Each line that includes "amount" must be copied from the records.

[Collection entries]

########################################

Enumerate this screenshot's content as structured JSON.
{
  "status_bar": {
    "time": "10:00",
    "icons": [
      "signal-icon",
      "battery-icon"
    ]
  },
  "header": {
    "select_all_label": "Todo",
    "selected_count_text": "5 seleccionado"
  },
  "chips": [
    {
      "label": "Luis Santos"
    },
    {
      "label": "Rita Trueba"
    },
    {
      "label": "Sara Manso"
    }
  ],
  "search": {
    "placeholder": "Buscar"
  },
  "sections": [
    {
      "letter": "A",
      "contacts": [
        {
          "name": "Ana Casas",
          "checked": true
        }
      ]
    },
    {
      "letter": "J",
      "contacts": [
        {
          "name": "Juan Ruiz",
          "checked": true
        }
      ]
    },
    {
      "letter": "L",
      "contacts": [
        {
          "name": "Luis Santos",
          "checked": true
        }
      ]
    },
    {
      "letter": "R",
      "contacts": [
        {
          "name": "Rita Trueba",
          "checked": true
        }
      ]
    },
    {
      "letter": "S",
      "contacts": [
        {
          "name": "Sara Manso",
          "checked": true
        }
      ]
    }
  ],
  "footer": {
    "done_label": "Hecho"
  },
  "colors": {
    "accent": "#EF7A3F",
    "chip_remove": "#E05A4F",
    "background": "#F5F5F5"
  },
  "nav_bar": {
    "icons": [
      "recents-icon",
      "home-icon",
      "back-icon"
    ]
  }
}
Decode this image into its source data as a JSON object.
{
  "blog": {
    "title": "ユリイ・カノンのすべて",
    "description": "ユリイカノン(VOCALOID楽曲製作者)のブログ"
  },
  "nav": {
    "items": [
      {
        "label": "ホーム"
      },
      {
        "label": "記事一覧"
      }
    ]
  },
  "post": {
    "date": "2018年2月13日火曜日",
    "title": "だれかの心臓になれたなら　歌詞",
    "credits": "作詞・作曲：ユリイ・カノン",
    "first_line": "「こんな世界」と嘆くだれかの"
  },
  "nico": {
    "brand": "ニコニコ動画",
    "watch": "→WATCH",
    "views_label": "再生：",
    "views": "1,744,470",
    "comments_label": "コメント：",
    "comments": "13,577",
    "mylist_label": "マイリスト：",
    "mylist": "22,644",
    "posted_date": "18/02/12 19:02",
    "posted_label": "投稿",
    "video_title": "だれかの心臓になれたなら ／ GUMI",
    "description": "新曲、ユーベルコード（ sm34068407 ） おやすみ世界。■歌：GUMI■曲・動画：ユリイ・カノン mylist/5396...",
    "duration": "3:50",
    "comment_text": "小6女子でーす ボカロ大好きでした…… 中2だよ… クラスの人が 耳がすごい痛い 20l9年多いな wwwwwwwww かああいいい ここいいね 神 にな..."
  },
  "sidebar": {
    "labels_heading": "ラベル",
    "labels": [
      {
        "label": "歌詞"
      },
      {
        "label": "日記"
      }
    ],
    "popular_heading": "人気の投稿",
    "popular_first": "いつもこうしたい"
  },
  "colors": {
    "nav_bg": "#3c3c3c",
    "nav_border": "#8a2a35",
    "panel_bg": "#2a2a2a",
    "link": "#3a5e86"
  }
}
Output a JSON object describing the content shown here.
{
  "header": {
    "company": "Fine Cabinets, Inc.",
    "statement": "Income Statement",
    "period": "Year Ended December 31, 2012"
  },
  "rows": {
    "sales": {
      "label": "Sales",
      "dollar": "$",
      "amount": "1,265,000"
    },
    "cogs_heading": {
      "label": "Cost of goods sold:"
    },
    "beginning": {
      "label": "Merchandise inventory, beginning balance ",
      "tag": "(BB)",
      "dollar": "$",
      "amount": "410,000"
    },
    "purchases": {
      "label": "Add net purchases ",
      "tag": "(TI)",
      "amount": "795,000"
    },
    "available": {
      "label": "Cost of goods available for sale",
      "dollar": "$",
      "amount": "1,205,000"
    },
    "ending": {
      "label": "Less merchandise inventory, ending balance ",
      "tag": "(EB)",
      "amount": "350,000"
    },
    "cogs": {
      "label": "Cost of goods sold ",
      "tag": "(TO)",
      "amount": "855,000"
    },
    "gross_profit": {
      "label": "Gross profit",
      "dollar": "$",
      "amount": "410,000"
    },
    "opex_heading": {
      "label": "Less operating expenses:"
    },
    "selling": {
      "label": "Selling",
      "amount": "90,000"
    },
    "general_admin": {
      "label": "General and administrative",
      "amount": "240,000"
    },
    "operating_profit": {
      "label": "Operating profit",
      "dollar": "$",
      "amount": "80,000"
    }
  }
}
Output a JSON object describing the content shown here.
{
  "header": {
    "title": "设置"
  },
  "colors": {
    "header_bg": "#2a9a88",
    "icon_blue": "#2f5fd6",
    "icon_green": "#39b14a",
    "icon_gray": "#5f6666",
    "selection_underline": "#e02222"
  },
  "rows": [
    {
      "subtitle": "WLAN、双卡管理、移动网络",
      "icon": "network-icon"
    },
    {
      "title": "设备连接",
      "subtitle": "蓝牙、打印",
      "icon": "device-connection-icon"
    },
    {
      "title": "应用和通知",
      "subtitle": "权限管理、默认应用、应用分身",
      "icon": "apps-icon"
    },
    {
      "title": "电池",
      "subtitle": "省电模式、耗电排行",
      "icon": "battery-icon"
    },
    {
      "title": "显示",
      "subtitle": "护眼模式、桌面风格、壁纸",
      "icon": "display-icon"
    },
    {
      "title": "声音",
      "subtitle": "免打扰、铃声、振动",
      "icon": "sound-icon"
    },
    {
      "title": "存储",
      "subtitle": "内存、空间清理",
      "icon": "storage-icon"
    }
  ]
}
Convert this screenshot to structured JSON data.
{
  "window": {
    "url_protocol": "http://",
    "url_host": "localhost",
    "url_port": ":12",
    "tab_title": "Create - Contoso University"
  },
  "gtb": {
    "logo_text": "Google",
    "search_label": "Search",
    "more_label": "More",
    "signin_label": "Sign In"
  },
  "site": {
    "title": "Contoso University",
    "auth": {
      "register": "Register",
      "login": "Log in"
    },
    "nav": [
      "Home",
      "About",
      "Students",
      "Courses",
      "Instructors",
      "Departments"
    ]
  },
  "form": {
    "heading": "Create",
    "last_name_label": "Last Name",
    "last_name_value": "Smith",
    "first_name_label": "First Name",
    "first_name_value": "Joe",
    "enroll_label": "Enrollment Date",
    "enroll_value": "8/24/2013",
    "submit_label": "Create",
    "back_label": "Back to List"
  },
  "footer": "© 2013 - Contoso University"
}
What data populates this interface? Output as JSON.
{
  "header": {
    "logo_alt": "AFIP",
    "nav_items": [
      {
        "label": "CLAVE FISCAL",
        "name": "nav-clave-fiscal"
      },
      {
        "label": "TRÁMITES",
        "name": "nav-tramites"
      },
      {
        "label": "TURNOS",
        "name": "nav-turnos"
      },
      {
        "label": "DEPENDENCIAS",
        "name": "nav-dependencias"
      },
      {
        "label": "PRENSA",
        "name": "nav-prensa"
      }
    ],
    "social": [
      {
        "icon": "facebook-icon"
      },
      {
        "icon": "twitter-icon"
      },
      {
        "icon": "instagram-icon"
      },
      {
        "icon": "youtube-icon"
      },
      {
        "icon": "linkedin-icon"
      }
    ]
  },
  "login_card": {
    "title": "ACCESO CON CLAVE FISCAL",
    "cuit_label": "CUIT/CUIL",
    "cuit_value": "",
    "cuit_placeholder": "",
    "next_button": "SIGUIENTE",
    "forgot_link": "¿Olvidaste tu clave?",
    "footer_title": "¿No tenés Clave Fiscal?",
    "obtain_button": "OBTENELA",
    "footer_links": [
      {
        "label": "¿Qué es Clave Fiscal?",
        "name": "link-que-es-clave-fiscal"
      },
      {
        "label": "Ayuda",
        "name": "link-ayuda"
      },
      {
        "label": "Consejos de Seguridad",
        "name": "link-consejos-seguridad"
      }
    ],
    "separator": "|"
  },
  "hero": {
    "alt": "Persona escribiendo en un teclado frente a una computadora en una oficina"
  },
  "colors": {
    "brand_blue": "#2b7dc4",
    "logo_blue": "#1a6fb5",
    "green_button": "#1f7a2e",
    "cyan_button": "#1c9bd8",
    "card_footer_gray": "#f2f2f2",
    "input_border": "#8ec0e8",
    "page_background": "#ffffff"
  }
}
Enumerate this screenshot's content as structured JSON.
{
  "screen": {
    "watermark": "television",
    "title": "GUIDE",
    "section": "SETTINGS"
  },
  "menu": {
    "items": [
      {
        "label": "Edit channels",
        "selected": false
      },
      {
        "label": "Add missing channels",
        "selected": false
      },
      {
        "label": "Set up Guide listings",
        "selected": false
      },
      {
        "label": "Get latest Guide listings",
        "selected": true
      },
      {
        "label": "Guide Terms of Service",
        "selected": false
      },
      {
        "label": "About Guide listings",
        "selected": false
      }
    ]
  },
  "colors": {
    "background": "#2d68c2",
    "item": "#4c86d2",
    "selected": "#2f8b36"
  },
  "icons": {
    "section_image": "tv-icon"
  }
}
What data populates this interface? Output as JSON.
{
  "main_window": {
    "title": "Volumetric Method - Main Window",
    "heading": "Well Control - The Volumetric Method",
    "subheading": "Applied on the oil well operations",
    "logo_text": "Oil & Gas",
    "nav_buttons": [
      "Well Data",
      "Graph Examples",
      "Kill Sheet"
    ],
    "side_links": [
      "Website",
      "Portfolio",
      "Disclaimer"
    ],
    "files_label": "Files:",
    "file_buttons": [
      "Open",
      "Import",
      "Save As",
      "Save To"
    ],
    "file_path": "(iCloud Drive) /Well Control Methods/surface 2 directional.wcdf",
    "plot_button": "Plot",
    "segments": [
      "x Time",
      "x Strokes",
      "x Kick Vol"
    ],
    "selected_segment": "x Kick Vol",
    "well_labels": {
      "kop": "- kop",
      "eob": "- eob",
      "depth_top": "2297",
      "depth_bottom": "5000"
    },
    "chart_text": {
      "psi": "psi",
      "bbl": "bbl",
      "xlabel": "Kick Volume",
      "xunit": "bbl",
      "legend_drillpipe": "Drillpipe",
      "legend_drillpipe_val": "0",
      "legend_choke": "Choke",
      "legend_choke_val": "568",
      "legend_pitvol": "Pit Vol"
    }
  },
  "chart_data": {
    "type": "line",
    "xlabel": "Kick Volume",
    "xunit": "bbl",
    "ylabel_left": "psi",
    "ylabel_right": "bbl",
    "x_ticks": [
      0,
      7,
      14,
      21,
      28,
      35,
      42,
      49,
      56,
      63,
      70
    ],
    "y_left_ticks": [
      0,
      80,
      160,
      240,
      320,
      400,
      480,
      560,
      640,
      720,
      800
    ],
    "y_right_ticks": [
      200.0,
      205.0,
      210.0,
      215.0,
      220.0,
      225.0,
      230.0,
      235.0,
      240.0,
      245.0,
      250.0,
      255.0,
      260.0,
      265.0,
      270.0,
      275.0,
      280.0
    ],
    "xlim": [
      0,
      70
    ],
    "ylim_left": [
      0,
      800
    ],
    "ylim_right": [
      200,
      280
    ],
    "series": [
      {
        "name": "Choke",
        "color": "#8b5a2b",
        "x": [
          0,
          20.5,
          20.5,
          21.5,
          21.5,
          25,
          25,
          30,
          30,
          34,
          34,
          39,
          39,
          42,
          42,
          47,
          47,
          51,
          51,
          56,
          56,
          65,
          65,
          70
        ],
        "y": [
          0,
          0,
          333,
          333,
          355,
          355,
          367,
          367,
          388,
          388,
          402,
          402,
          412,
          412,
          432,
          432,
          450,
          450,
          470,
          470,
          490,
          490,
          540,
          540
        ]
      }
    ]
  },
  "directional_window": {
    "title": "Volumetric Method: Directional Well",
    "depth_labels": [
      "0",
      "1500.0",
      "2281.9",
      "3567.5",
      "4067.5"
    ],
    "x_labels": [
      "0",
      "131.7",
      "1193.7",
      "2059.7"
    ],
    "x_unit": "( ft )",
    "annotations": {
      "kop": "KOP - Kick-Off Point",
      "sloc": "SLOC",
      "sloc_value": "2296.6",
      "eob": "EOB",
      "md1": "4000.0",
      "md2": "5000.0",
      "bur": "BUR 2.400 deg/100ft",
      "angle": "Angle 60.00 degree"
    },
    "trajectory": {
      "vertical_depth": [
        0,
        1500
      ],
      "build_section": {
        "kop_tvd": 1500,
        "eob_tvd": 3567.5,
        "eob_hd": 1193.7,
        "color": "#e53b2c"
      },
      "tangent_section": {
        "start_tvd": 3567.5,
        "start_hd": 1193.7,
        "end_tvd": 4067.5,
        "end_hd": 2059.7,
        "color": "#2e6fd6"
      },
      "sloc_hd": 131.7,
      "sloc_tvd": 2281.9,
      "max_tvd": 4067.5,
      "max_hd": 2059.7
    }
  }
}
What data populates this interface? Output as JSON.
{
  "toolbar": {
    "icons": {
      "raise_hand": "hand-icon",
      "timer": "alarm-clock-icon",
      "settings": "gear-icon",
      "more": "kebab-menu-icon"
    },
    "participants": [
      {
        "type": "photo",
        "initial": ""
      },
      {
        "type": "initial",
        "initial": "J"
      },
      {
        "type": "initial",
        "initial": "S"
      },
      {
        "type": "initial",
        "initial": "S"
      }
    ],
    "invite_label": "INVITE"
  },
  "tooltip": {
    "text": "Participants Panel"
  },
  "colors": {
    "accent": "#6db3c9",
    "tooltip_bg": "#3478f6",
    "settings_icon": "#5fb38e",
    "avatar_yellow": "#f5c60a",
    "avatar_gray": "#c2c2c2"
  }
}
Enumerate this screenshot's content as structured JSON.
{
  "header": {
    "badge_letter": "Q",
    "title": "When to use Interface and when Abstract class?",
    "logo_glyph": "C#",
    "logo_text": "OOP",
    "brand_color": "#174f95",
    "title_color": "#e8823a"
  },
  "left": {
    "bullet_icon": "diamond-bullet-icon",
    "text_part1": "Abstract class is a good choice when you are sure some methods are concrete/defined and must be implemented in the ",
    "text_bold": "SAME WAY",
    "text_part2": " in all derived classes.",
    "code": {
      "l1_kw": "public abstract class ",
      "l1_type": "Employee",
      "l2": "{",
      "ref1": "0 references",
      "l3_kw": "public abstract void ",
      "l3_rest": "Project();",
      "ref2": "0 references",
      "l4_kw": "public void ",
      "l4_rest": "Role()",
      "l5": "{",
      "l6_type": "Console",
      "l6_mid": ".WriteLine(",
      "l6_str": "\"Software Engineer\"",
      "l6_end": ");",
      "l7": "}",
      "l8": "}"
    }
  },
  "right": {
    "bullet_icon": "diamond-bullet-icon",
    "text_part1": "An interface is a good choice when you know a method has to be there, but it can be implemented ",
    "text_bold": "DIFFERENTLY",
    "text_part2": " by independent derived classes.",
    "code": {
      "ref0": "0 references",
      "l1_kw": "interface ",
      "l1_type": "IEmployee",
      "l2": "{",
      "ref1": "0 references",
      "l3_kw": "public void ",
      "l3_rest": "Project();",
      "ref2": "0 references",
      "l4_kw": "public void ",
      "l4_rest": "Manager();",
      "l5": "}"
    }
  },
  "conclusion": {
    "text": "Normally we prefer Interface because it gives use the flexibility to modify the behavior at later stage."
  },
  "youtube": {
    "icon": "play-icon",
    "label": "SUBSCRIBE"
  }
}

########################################

- **SOLVED EXERCISE**:
      "amount": "1,265,000"
      "amount": "410,000"
      "amount": "795,000"
      "amount": "1,205,000"
      "amount": "350,000"
      "amount": "855,000"
      "amount": "410,000"
      "amount": "90,000"
      "amount": "240,000"
      "amount": "80,000"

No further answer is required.